The AFP has described the recent murder conviction of a minor to be a “test case” for the new law, although the home minister had previously said that the rules will be applied retroactively to all pending death sentences.
In a statement released yesterday, the International Federation for Human Rights (FIDH) joined the growing international criticism accusing the Maldives government of being out-of-step with its international commitments.
“The decision to reinstate the death penalty in the Maldives, in particular against minors, is an outrage and gravely at odds with the growing international momentum towards abolition,” said FIDH President Karim Lahidji.
Lack of capacity
Speaking with Minivan News today, Afeef said the government’s attempts to carry out death sentences in accordance with Islamic Shariah were not possible with the criminal justice system as it is.
Afeef argued that those found guilty of such crimes beyond any doubt should be punished according to Islamic law, but questioned the capacity of the police and the judiciary to provide this certainty.
“According to Islam, when you pass the death penalty it has to be proven beyond doubt that the person has committed that crime and, according to the present situation – the present judiciary and the autocratic regime – we may find a situation where the person sentenced may not be the actual culprit,” he said.
The impartiality of the police and the judiciary has continued to be questioned this month, with the opposition Maldivian Democratic Party describing failures investigate the multiple charges against Supreme Court Judge Ali Hameed as “awe-inspiring”.
The statement said the failure of the police and the Judicial Services Commission to conclude investigations or to prosecute Judge Hameed were a clear indication of the status of the Maldives’ criminal justice system.
“Such a judge sitting on the supreme court bench is not recognised by any judicial or legal system in the world. And surely it is the general public who are facing injustice because of this,” said the party.
Hameed – who stands accused of appearing in a sex-tape as well as corruption – adjudicated on both the annulment the first round of last year’s presidential elections as well as the dismissal of the elections commissioner prior to parliamentary elections in March.

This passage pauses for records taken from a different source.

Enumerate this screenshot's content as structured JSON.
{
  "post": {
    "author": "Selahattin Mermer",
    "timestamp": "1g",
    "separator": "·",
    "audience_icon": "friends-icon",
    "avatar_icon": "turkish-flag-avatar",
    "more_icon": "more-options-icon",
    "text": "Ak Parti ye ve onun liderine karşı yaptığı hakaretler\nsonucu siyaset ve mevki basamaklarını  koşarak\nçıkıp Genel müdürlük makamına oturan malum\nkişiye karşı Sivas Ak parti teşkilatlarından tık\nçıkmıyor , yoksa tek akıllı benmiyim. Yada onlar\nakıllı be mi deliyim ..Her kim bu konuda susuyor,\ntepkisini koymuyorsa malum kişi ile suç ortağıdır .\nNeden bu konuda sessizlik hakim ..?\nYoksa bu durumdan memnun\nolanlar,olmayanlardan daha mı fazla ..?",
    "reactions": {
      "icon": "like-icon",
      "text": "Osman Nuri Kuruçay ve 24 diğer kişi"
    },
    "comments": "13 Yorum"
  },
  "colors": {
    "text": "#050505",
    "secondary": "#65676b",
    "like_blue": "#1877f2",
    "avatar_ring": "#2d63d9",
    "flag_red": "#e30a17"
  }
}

Both incidents were denounced by the international community, which has consistently called for judicial reform. Current Attorney General Mohamed Anil has pledged review and reform of the courts as part of the government’s legislative agenda.

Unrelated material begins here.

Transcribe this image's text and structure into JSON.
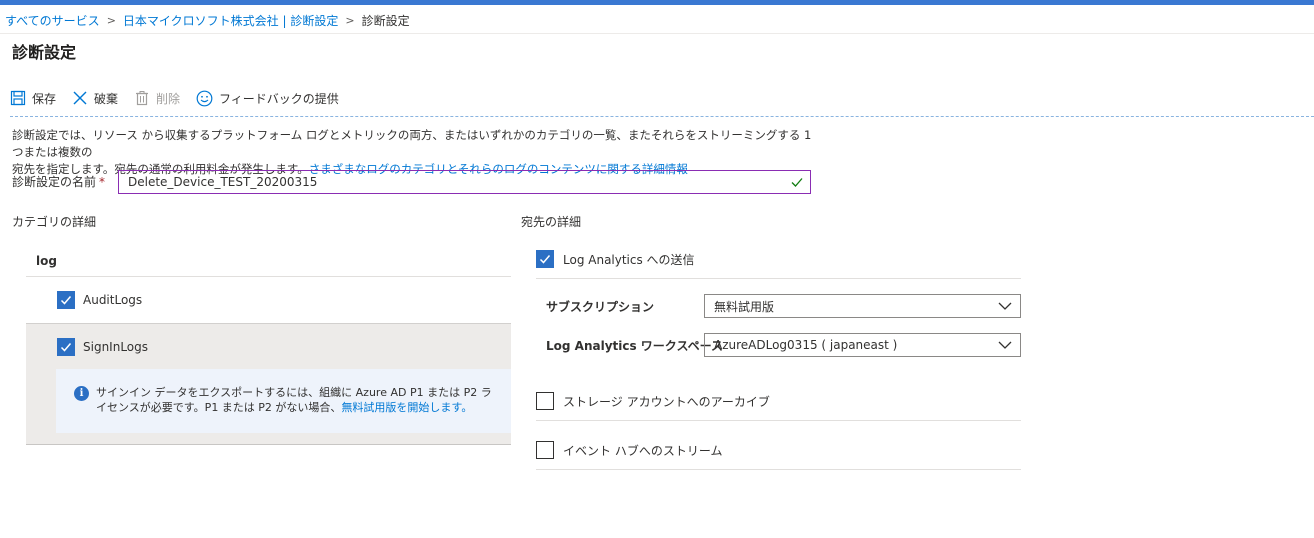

Dheen and Qawm
Home Minister Umar Naseer’s January announcement that the government was making preparations to end the country’s 60-year moratorium on the death penalty culminated in the publication of new procedural regulations last month.
Following the gazetting of the new guidelines, Naseer said the chances of killing an innocent person after completing all the procedures in the regulation were “far-fetched” and “almost impossible”.
The regulation – which only allows implementation of death penalty when the sentence is delivered by the Supreme Court – will establish a death penalty committee to assure all procedures have been adhered to.
Mediation between the Islamic Ministry and the victim’s family is also mandated, with family members who are ‘warith’ (heirs in Shariah law) given an opportunity to pardon the convict with or without receiving blood money.
After having previously been opposed to the practice, President Abdulla Yameen announced a “change of heart” just weeks after winning his party’s presidential primary race last year.
Suggesting that “murder has to be punished with murder” in order to “save society”, Yameen embarked on a campaign of ‘dheen and qawm’ – religion and country – winning a drawn-out election in the second round last November.